Exercise details:
Apart from the pictures, print the data below exactly as given.

____

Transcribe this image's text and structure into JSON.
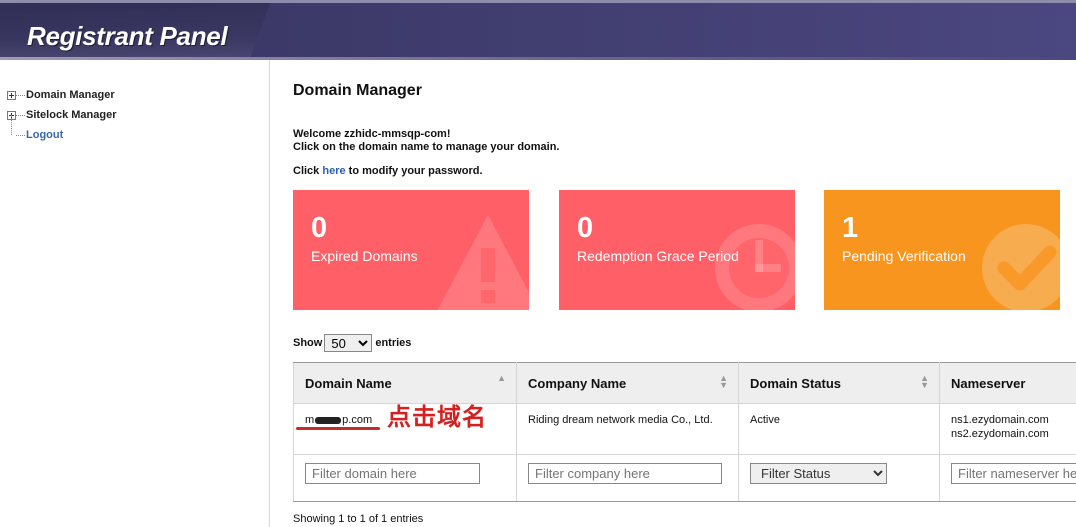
{
  "header": {
    "title": "Registrant Panel"
  },
  "sidebar": {
    "items": [
      {
        "label": "Domain Manager"
      },
      {
        "label": "Sitelock Manager"
      },
      {
        "label": "Logout"
      }
    ]
  },
  "main": {
    "title": "Domain Manager",
    "welcome_line1": "Welcome zzhidc-mmsqp-com!",
    "welcome_line2": "Click on the domain name to manage your domain.",
    "pwd_prefix": "Click ",
    "pwd_link": "here",
    "pwd_suffix": " to modify your password."
  },
  "cards": [
    {
      "count": "0",
      "label": "Expired Domains",
      "color": "#ff5f66"
    },
    {
      "count": "0",
      "label": "Redemption Grace Period",
      "color": "#ff5f66"
    },
    {
      "count": "1",
      "label": "Pending Verification",
      "color": "#f7951f"
    }
  ],
  "entries": {
    "show_label": "Show",
    "value": "50",
    "suffix": "entries"
  },
  "table": {
    "columns": [
      "Domain Name",
      "Company Name",
      "Domain Status",
      "Nameserver"
    ],
    "row": {
      "domain_start": "m",
      "domain_end": "p.com",
      "company": "Riding dream network media Co., Ltd.",
      "status": "Active",
      "ns1": "ns1.ezydomain.com",
      "ns2": "ns2.ezydomain.com"
    },
    "filters": {
      "domain_placeholder": "Filter domain here",
      "company_placeholder": "Filter company here",
      "status_value": "Filter Status",
      "nameserver_placeholder": "Filter nameserver here"
    }
  },
  "annotation": "点击域名",
  "footer": "Showing 1 to 1 of 1 entries",
  "icons": [
    "warning-icon",
    "clock-icon",
    "check-icon",
    "sort-icon",
    "expand-icon"
  ]
}
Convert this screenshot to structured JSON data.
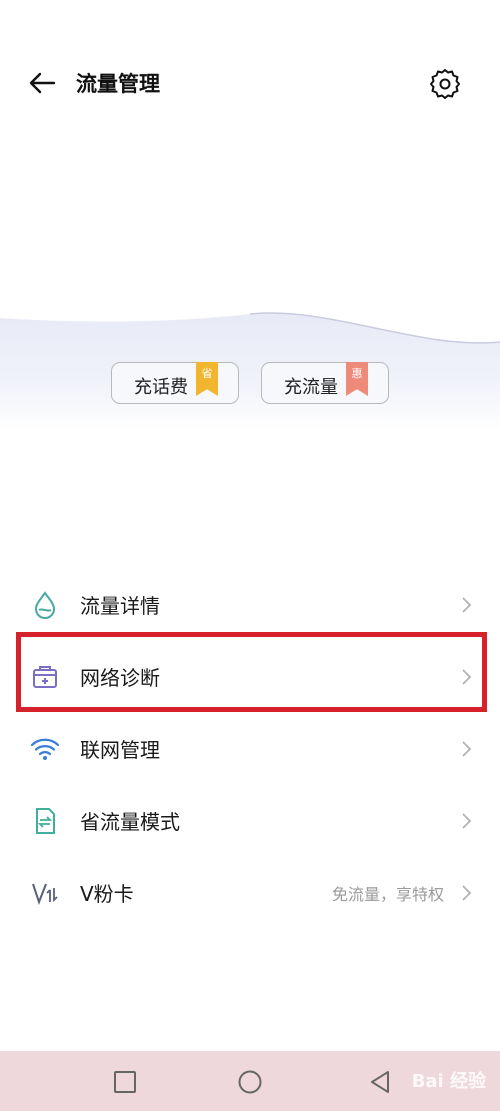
{
  "header": {
    "title": "流量管理"
  },
  "promo": {
    "recharge_fee": {
      "label": "充话费",
      "tag": "省",
      "tag_color": "#f2b62e"
    },
    "recharge_data": {
      "label": "充流量",
      "tag": "惠",
      "tag_color": "#ee8a7a"
    }
  },
  "list": {
    "items": [
      {
        "label": "流量详情",
        "icon": "water-drop-icon"
      },
      {
        "label": "网络诊断",
        "icon": "toolbox-icon"
      },
      {
        "label": "联网管理",
        "icon": "wifi-icon"
      },
      {
        "label": "省流量模式",
        "icon": "data-saver-icon"
      },
      {
        "label": "V粉卡",
        "icon": "v-card-icon",
        "subtitle": "免流量，享特权"
      }
    ]
  },
  "highlight": {
    "color": "#d6232b"
  },
  "nav": {
    "watermark": "Bai 经验"
  }
}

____

Exercise result:
Transcribe this image's text and structure into JSON.
{
  "header": {
    "title": "Registrant Panel"
  },
  "sidebar": {
    "items": [
      {
        "label": "Domain Manager"
      },
      {
        "label": "Sitelock Manager"
      },
      {
        "label": "Logout"
      }
    ]
  },
  "main": {
    "title": "Domain Manager",
    "welcome_line1": "Welcome zzhidc-mmsqp-com!",
    "welcome_line2": "Click on the domain name to manage your domain.",
    "pwd_prefix": "Click ",
    "pwd_link": "here",
    "pwd_suffix": " to modify your password."
  },
  "cards": [
    {
      "count": "0",
      "label": "Expired Domains",
      "color": "#ff5f66"
    },
    {
      "count": "0",
      "label": "Redemption Grace Period",
      "color": "#ff5f66"
    },
    {
      "count": "1",
      "label": "Pending Verification",
      "color": "#f7951f"
    }
  ],
  "entries": {
    "show_label": "Show",
    "value": "50",
    "suffix": "entries"
  },
  "table": {
    "columns": [
      "Domain Name",
      "Company Name",
      "Domain Status",
      "Nameserver"
    ],
    "row": {
      "domain_start": "m",
      "domain_end": "p.com",
      "company": "Riding dream network media Co., Ltd.",
      "status": "Active",
      "ns1": "ns1.ezydomain.com",
      "ns2": "ns2.ezydomain.com"
    },
    "filters": {
      "domain_placeholder": "Filter domain here",
      "company_placeholder": "Filter company here",
      "status_value": "Filter Status",
      "nameserver_placeholder": "Filter nameserver here"
    }
  },
  "annotation": "点击域名",
  "footer": "Showing 1 to 1 of 1 entries",
  "icons": [
    "warning-icon",
    "clock-icon",
    "check-icon",
    "sort-icon",
    "expand-icon"
  ]
}
Convert this screenshot to structured JSON data.
{
  "header": {
    "title": "流量管理"
  },
  "promo": {
    "recharge_fee": {
      "label": "充话费",
      "tag": "省",
      "tag_color": "#f2b62e"
    },
    "recharge_data": {
      "label": "充流量",
      "tag": "惠",
      "tag_color": "#ee8a7a"
    }
  },
  "list": {
    "items": [
      {
        "label": "流量详情",
        "icon": "water-drop-icon"
      },
      {
        "label": "网络诊断",
        "icon": "toolbox-icon"
      },
      {
        "label": "联网管理",
        "icon": "wifi-icon"
      },
      {
        "label": "省流量模式",
        "icon": "data-saver-icon"
      },
      {
        "label": "V粉卡",
        "icon": "v-card-icon",
        "subtitle": "免流量，享特权"
      }
    ]
  },
  "highlight": {
    "color": "#d6232b"
  },
  "nav": {
    "watermark": "Bai 经验"
  }
}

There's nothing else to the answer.